Source records
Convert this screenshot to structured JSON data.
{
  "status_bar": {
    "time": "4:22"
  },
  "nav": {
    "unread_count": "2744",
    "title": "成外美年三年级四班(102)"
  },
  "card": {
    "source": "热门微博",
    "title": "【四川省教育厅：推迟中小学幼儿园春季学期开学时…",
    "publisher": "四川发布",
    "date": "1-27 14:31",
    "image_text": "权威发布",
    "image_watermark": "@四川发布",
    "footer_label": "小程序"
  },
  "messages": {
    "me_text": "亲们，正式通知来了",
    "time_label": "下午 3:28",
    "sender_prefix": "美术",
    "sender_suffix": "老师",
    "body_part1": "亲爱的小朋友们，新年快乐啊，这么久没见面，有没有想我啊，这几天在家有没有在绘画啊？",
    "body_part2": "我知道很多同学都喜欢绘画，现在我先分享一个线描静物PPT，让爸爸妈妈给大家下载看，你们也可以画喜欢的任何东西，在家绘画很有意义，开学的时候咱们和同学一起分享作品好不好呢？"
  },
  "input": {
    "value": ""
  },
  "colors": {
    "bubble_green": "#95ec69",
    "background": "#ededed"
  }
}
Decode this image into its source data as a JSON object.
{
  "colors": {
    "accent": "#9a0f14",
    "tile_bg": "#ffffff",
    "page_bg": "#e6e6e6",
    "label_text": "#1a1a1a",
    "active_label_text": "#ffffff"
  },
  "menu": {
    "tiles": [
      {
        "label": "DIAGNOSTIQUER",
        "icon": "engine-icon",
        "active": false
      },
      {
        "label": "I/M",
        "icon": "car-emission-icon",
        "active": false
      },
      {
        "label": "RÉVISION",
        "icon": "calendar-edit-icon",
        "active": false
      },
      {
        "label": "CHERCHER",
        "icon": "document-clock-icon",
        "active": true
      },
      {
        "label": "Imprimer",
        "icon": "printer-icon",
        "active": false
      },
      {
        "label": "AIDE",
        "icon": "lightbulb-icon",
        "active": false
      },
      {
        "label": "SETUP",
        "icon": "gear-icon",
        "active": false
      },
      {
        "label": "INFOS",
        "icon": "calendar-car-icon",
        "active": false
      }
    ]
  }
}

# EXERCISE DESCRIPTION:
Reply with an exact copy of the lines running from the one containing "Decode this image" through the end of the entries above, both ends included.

# ANSWER TO THE EXERCISE:
Decode this image into its source data as a JSON object.
{
  "colors": {
    "accent": "#9a0f14",
    "tile_bg": "#ffffff",
    "page_bg": "#e6e6e6",
    "label_text": "#1a1a1a",
    "active_label_text": "#ffffff"
  },
  "menu": {
    "tiles": [
      {
        "label": "DIAGNOSTIQUER",
        "icon": "engine-icon",
        "active": false
      },
      {
        "label": "I/M",
        "icon": "car-emission-icon",
        "active": false
      },
      {
        "label": "RÉVISION",
        "icon": "calendar-edit-icon",
        "active": false
      },
      {
        "label": "CHERCHER",
        "icon": "document-clock-icon",
        "active": true
      },
      {
        "label": "Imprimer",
        "icon": "printer-icon",
        "active": false
      },
      {
        "label": "AIDE",
        "icon": "lightbulb-icon",
        "active": false
      },
      {
        "label": "SETUP",
        "icon": "gear-icon",
        "active": false
      },
      {
        "label": "INFOS",
        "icon": "calendar-car-icon",
        "active": false
      }
    ]
  }
}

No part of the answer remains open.